Hawkins zeroes in on friendship. One character, crime victim as a child, mourns losing her talent for friendship, and “once it was gone, it was a difficult thing to recover.” Hawkins continues: “Like loneliness, the absence of friendship was self-perpetuating: the harder you tried to make people like you, the less likely they were to do so; most people recognized right away that something was off, and they shied away.”
Older people often complain it’s more difficult to form friendships with age, too, and Irene offers a reason: “The truth was that you felt a certain way inside, and while the people who had known you your whole life would probably see you that way, the number of new people who could appreciate you as that person, that inside person, rather than just a collection of the frailties of age, was limited.”
With her husband dead, Irene does the hard work of forming new friendships, even with those who might be flawed, including an alcoholic neighbor and a young woman with a brain injury. “The best thing about them, from Irene’s point of view, was that they didn’t make assumptions…. They didn’t take for granted that she would be physically incapable, or small-minded, or uninterested in the world.”

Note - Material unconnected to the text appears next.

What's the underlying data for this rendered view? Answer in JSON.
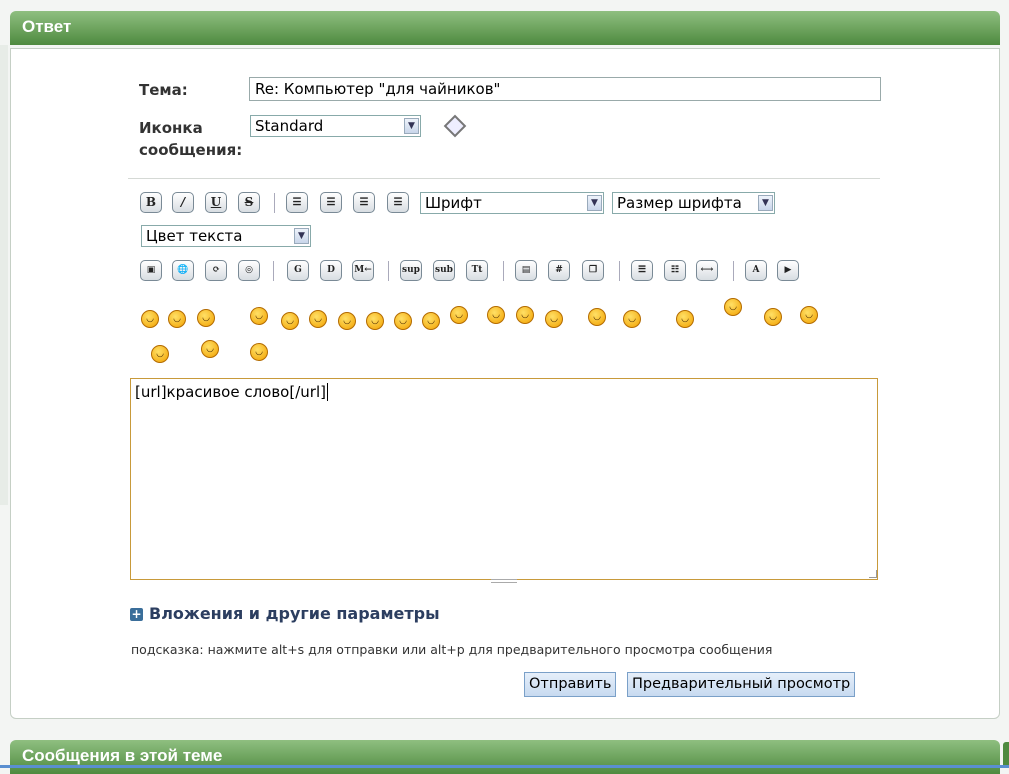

Irene appreciates companionship even though she had once read “that the happiest people on earth were unmarried childless women. She could see why – there was a lot to be said for that sort of freedom, for not being answerable to anyone, for living exactly how you pleased.” Love can trigger a ferocity that is hard to understand, as explained by a mother who recalls holding her son after he was born and “you imagine a glorious, golden future. Not money or success or fame or anything like that, but happiness. Such happiness! You’d see the world burn if only it meant they would be happy.”
That mother and other characters in the book may view curious Irene as a busybody – but she understands love and loss. Of course, she is the character who solves two murders.